The amount of time that passed from crash to arrival of 7th AF team and launch insured a VC welcoming party. The D Troop response was C&C, Aero Rifle Platoon (5 UH-1D with 27 man Infantry men and Stable Boy with the 4 man 7th AF team. Escorted by 2 Light Fire Teams (CPT Adolfo Eschenwald was the escort leader).

The flight took off and after form up flew up the Saigon River at 1500' directly toward the crash site. I was the trail UH-1 as the staggered trail formation let down from the RP. I was about 800' when the UH-1 just ahead of me started receiving machine gun fire from my left. I looked down at the machine gun team standing in the open. It was firing a US 30 cal light Machine gun and had a loader with a long belt of ammo feeding his gun they were bringing a stream of tracers up into the formation.]

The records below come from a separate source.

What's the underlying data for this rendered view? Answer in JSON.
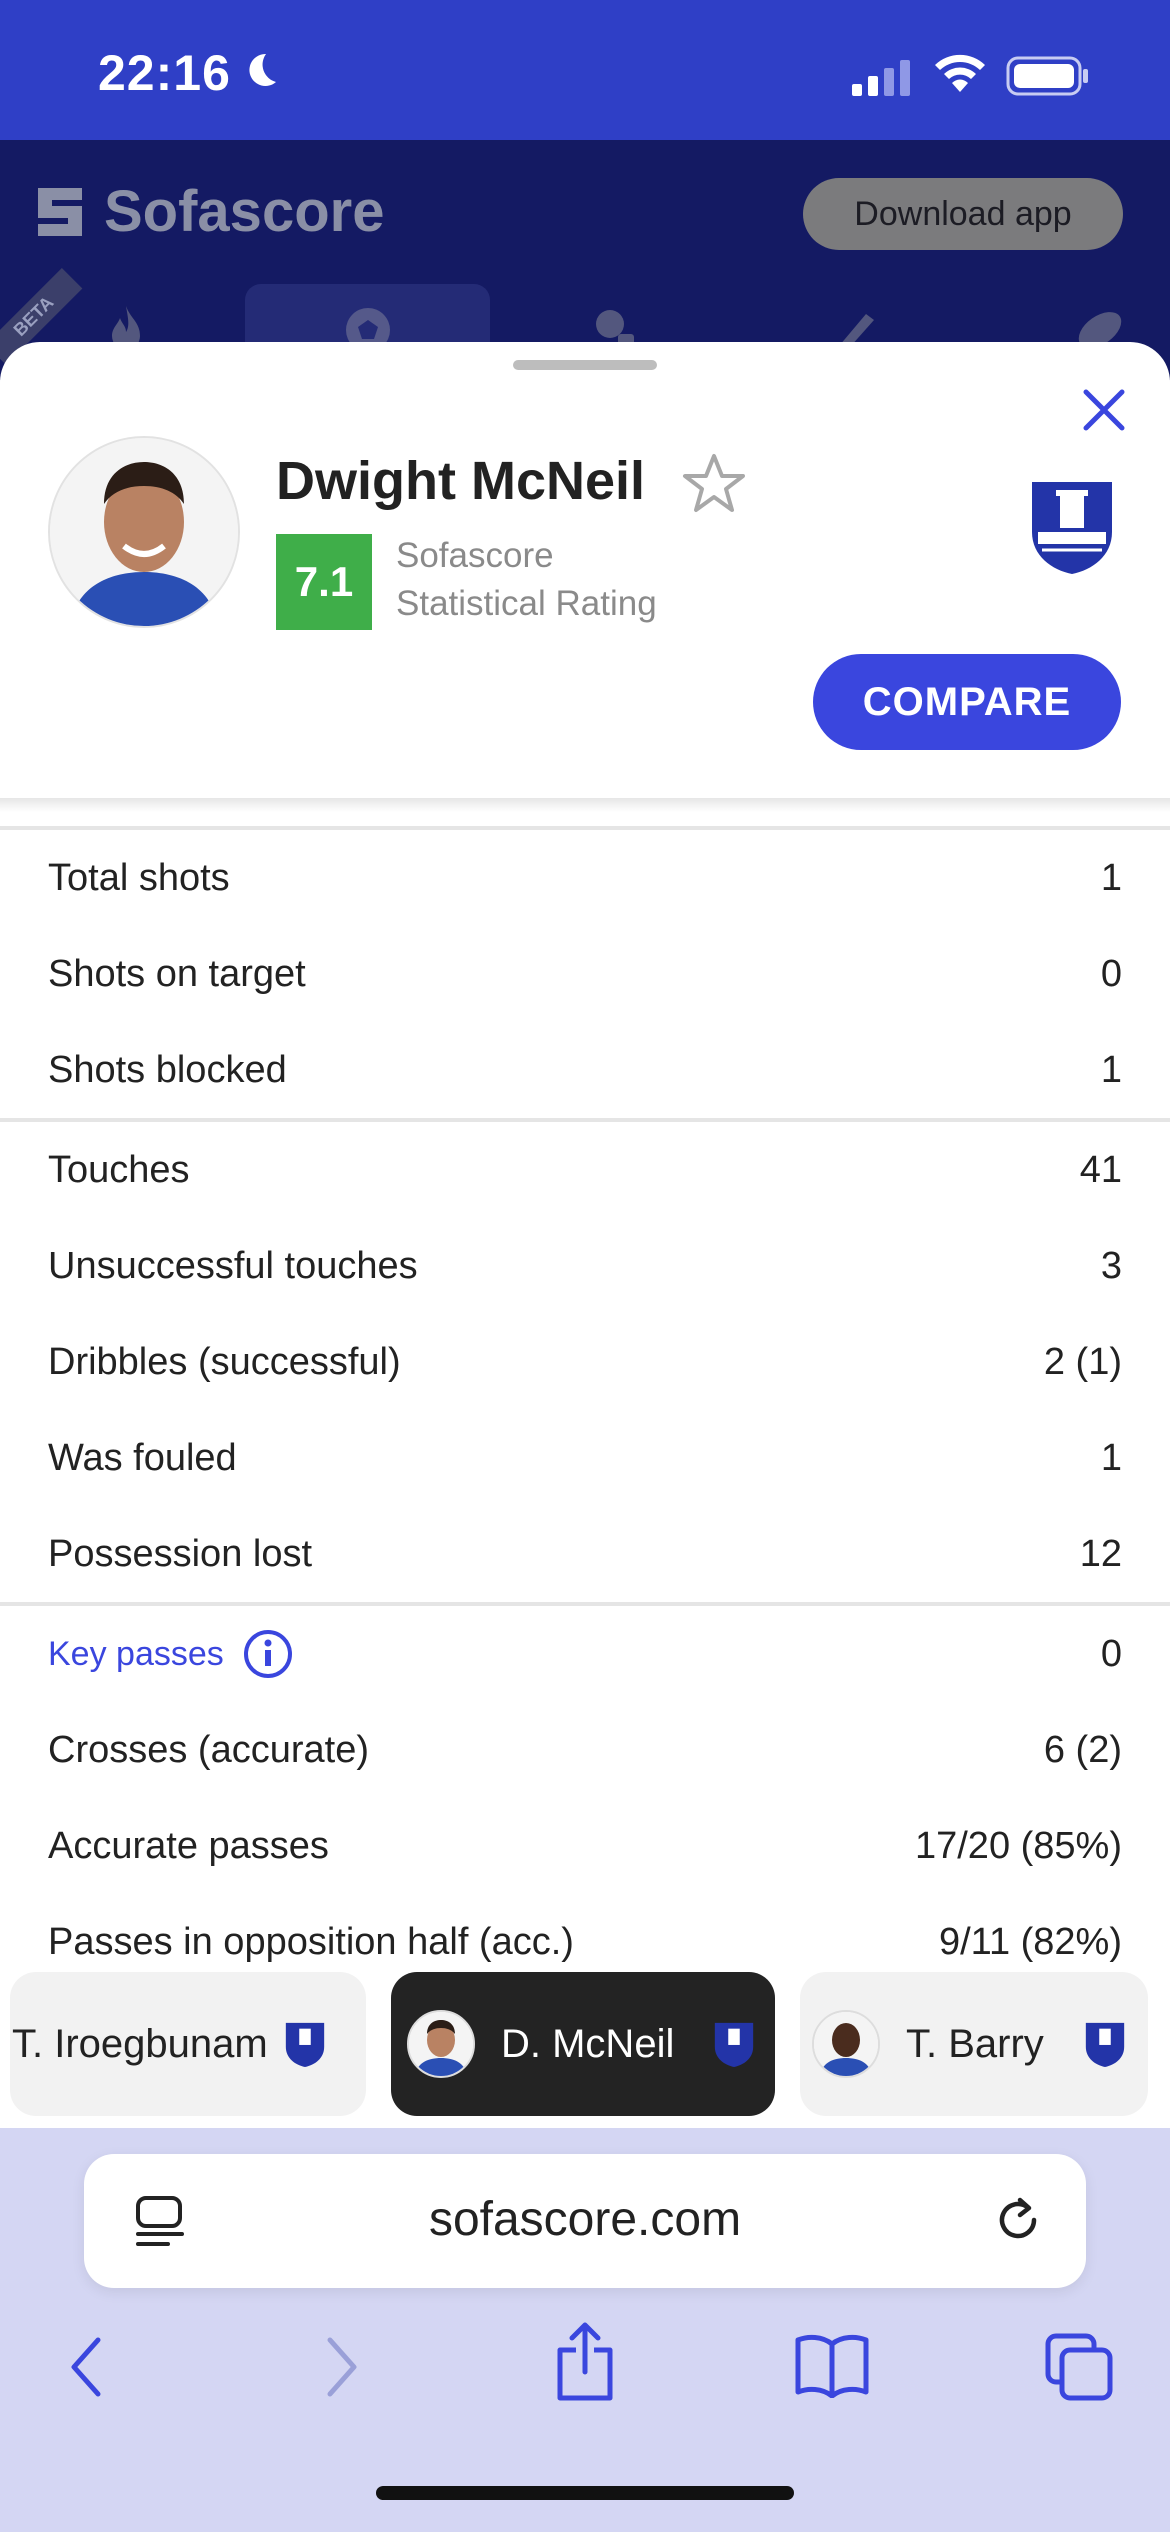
{
  "status_bar": {
    "time": "22:16"
  },
  "app_bar": {
    "logo_text": "Sofascore",
    "download_label": "Download app",
    "beta_label": "BETA"
  },
  "player": {
    "name": "Dwight McNeil",
    "rating": "7.1",
    "rating_label_1": "Sofascore",
    "rating_label_2": "Statistical Rating",
    "compare_label": "COMPARE"
  },
  "stats": {
    "group1": [
      {
        "label": "Total shots",
        "value": "1"
      },
      {
        "label": "Shots on target",
        "value": "0"
      },
      {
        "label": "Shots blocked",
        "value": "1"
      }
    ],
    "group2": [
      {
        "label": "Touches",
        "value": "41"
      },
      {
        "label": "Unsuccessful touches",
        "value": "3"
      },
      {
        "label": "Dribbles (successful)",
        "value": "2 (1)"
      },
      {
        "label": "Was fouled",
        "value": "1"
      },
      {
        "label": "Possession lost",
        "value": "12"
      }
    ],
    "group3": [
      {
        "label": "Key passes",
        "value": "0"
      },
      {
        "label": "Crosses (accurate)",
        "value": "6 (2)"
      },
      {
        "label": "Accurate passes",
        "value": "17/20 (85%)"
      },
      {
        "label": "Passes in opposition half (acc.)",
        "value": "9/11 (82%)"
      }
    ]
  },
  "player_switcher": [
    {
      "name": "T. Iroegbunam"
    },
    {
      "name": "D. McNeil"
    },
    {
      "name": "T. Barry"
    }
  ],
  "browser": {
    "url": "sofascore.com"
  },
  "colors": {
    "brand_blue": "#2f3fc6",
    "accent": "#3a46de",
    "rating_green": "#3fae49"
  }
}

I called receiving fire as I watched the stream of tracers arcing up to Stable Boy. Suddenly I saw a gun ship pass over the top of me. It was Adolf Eschenwald. He released a volly of rockets while in a diving turn. I watched the rockets impact on the machine gunner with a bright yellow flash. The tracer stream stopped right in front of my wind screen. That shooting was miraculous. I have never seen shooting like that in my entire career. I am deaply indebted to CPT Adolfo Eschenwald. I was, and still am, saddened by his passing.

This was the mission where Terry Vaughn lost an M-16 as we were departing the crash site with the 7th AF Recovery Team.

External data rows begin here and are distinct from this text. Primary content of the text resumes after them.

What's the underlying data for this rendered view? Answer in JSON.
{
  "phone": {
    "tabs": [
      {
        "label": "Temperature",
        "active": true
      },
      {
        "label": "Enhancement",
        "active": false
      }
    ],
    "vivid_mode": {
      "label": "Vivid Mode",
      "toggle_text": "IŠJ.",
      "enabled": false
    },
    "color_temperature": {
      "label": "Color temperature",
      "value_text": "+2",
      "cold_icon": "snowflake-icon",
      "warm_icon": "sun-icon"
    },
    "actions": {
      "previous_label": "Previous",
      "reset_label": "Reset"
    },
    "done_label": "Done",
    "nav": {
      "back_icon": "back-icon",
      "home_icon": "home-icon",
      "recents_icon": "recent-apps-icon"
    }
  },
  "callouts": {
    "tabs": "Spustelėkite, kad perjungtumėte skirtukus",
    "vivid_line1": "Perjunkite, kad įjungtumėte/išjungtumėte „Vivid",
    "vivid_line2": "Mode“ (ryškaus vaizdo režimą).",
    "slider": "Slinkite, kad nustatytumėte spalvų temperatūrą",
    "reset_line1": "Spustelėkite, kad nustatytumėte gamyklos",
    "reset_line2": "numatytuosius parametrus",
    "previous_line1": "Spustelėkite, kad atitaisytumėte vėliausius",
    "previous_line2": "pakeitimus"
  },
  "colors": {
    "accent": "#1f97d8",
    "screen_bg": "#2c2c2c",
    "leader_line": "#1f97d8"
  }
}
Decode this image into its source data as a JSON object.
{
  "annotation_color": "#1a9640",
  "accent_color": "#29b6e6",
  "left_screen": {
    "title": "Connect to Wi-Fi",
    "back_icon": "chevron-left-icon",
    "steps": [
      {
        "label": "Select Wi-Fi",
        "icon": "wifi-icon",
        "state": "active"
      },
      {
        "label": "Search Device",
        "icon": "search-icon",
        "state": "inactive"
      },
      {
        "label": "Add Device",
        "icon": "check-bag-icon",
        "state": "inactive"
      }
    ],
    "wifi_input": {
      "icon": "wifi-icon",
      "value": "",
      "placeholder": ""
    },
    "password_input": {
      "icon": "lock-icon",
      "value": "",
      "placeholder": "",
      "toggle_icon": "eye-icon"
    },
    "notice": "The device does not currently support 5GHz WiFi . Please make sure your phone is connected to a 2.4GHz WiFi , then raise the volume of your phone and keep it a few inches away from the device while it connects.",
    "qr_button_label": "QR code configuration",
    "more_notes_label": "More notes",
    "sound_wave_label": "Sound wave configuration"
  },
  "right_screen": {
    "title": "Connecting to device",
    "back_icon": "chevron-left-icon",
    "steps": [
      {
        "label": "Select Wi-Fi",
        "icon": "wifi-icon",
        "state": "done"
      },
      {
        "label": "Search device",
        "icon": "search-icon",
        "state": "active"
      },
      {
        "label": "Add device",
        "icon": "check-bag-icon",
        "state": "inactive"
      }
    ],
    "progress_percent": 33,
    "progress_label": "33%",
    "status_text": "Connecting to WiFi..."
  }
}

The date of the B-57 crash in question may have been the August crash. I was still flying Stable Boy in August and as I recall my copilot was a new to me pilot a WO who was moved to the Aerorifles, who’s name I have difficulty recalling. I think he is the same pilot who was flying a charter or commuter air craft in the Upper mid-west and augured it in a few years ago.


1LT Bain Cowell: As Artillery Forward Observer I was in the back seat of the C&C ship circling near the Saigon River, probably monitoring a LRRP mission. Suddenly one of the pilots came up on the intercom and directed our attention north along the west side of the river (Hobo Woods), where a gray mushroom cloud, like a mini A-bomb burst, was rising up to our altitude. We soon learned about the crash. The Aerorifles had been landed to secure the site so USAF guys could investigate. I recall hearing that all 3 crew members died. Never heard what they concluded about the crash--shootdown? aircraft malfunction? crew error?"

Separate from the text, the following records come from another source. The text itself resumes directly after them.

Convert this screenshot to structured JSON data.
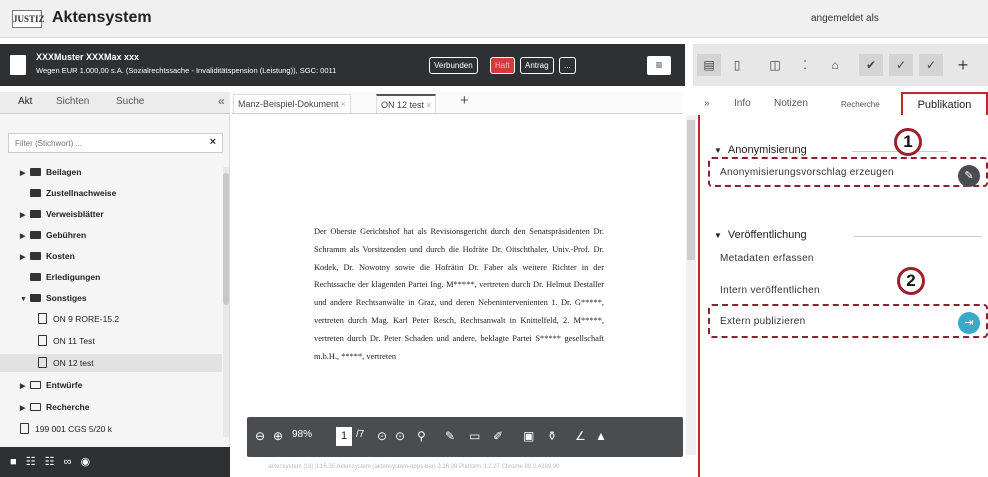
{
  "app": {
    "logo": "JUSTIZ",
    "title": "Aktensystem",
    "user": "angemeldet als"
  },
  "casebar": {
    "line1": "XXXMuster XXXMax xxx",
    "line2": "Wegen EUR 1.000,00 s.A. (Sozialrechtssache - Invaliditätspension (Leistung)), SGC: 0011",
    "tags": [
      "Verbunden",
      "Haft",
      "Antrag",
      "..."
    ],
    "menu_icon": "≡"
  },
  "right_toolbar": {
    "icons": [
      "doc-color-icon",
      "doc-icon",
      "panel-icon",
      "grid-icon",
      "home-icon",
      "check-icon",
      "check-less-icon",
      "check-less-icon",
      "plus-icon"
    ],
    "plus": "+"
  },
  "left": {
    "tabs": [
      "Akt",
      "Sichten",
      "Suche"
    ],
    "collapse": "«",
    "filter_placeholder": "Filter (Stichwort) ...",
    "filter_clear": "×",
    "tree": [
      {
        "label": "Beilagen",
        "type": "folder",
        "caret": "▶"
      },
      {
        "label": "Zustellnachweise",
        "type": "folder",
        "caret": ""
      },
      {
        "label": "Verweisblätter",
        "type": "folder",
        "caret": "▶"
      },
      {
        "label": "Gebühren",
        "type": "folder",
        "caret": "▶"
      },
      {
        "label": "Kosten",
        "type": "folder",
        "caret": "▶"
      },
      {
        "label": "Erledigungen",
        "type": "folder",
        "caret": ""
      },
      {
        "label": "Sonstiges",
        "type": "folder-open",
        "caret": "▼"
      },
      {
        "label": "ON 9 RORE-15.2",
        "type": "doc",
        "caret": ""
      },
      {
        "label": "ON 11 Test",
        "type": "doc",
        "caret": ""
      },
      {
        "label": "ON 12 test",
        "type": "doc",
        "caret": "",
        "selected": true
      },
      {
        "label": "Entwürfe",
        "type": "folder-outline",
        "caret": "▶"
      },
      {
        "label": "Recherche",
        "type": "folder-outline",
        "caret": "▶"
      },
      {
        "label": "199 001 CGS 5/20 k",
        "type": "case",
        "caret": ""
      }
    ]
  },
  "center": {
    "tabs": [
      {
        "label": "Manz-Beispiel-Dokument",
        "close": "×"
      },
      {
        "label": "ON 12 test",
        "close": "×"
      }
    ],
    "new_tab": "+",
    "document_text": "Der Oberste Gerichtshof hat als Revisionsgericht durch den Senatspräsidenten Dr. Schramm als Vorsitzenden und durch die Hofräte Dr. Oitschthaler, Univ.-Prof. Dr. Kodek, Dr. Nowotny sowie die Hofrätin Dr. Faber als weitere Richter in der Rechtssache der klagenden Partei Ing. M*****, vertreten durch Dr. Helmut Destaller und andere Rechtsanwälte in Graz, und deren Nebenintervenienten 1. Dr. G*****, vertreten durch Mag. Karl Peter Resch, Rechtsanwalt in Knittelfeld, 2. M*****, vertreten durch Dr. Peter Schaden und andere, beklagte Partei S***** gesellschaft m.b.H., *****, vertreten",
    "viewer": {
      "zoom": "98%",
      "page": "1",
      "pages": "/7"
    },
    "footer": "aktensystem (UI) 3.16.25 Aktensystem (aktensystem-apps-bar) 3.16.39 Platform 3.2.27 Chrome 89.0.4389.90"
  },
  "right": {
    "tabs": [
      "»",
      "Info",
      "Notizen",
      "Recherche",
      "Publikation"
    ],
    "sections": {
      "anon": {
        "title": "Anonymisierung",
        "item": "Anonymisierungsvorschlag erzeugen",
        "badge": "1"
      },
      "pub": {
        "title": "Veröffentlichung",
        "items": [
          "Metadaten erfassen",
          "Intern veröffentlichen",
          "Extern publizieren"
        ],
        "badge": "2"
      }
    },
    "colors": {
      "accent": "#c0282f",
      "edit_button": "#4a4d50",
      "publish_button": "#3aa8c8"
    }
  }
}
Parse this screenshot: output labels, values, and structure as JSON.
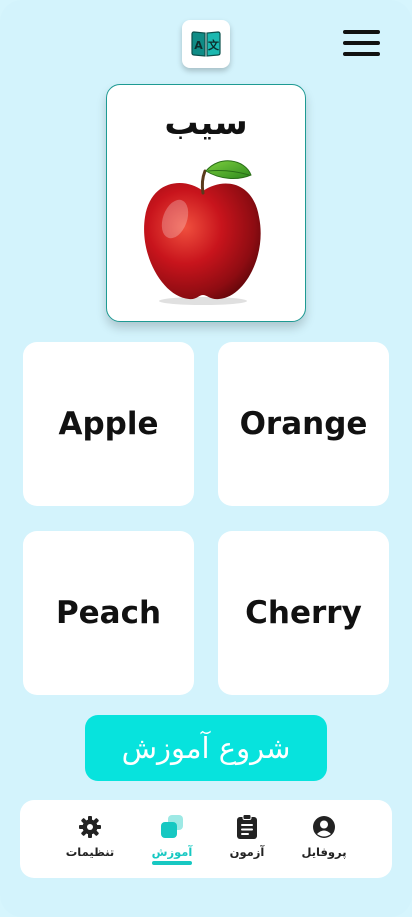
{
  "header": {
    "logo_icon": "translate-book-icon",
    "menu_icon": "hamburger-menu-icon"
  },
  "flashcard": {
    "word": "سیب",
    "image": "red-apple"
  },
  "options": [
    {
      "label": "Apple"
    },
    {
      "label": "Orange"
    },
    {
      "label": "Peach"
    },
    {
      "label": "Cherry"
    }
  ],
  "start_button": {
    "label": "شروع آموزش"
  },
  "bottom_nav": {
    "items": [
      {
        "label": "پروفایل",
        "icon": "user-circle-icon"
      },
      {
        "label": "آزمون",
        "icon": "clipboard-icon"
      },
      {
        "label": "آموزش",
        "icon": "learning-cards-icon",
        "active": true
      },
      {
        "label": "تنظیمات",
        "icon": "gear-icon"
      }
    ]
  },
  "colors": {
    "background": "#d3f3fc",
    "accent": "#07e3dd",
    "active_nav": "#17c8c2",
    "card_border": "#1e9a93"
  }
}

1LT Bill Mosenthal Aerorifle Platoon Leader: "Everything I read here about the B-57 crash rings true. I thought I would just add a footnote from an Aero-Rifle perspective. Others have described the magnitude of the explosion.

The crater was about twenty feet deep and about forty feet across and still smoking - several hours or so old by the time we got there. We heard sporadic, single-shot fire at distances of several hundred meters and out. It was not effective fire on us, probably aimed at our aircraft, but it kept us crouched and low to the ground.

At the bottom was a mass of glowing lava, and facedown on top of it a crewman’s body. He had streamer’d in after the aircraft exploded, his chute strung out behind him and not completely opened, yet it must have given him enough of a brake to delay his plunge into the crater behind the plane. He would have been vaporized otherwise.

I didn’t think it was possible to get close enough to retrieve him. I decided to test the crater walls myself and went a few steps down, but the dirt just got softer, deeper and hotter. I took a long look at the corpse. He had been burned out from the underside by the smoldering fuel, molten metal, and possibly ordnance. He was not much thicker than a crisp of bacon. The back of his skull and his flight suit were really all that was left. His blond hair was visible and matted with what looked like fuel oil.

I tried to tell the Air Force personnel they were going to have to get more equipment to suppress the heat and extract the body, but they did not express much interest. They were nervous and clearly wanted out of there. They circled the crater a few times with their equipment. I think their focus was solely on verifying the destruction of onboard equipment – sensors, communications, weapons, etc. They carried satchels of special gear and I have talked to AF people since who said that the critical systems onboard can be pinged and their state of health read out to determine.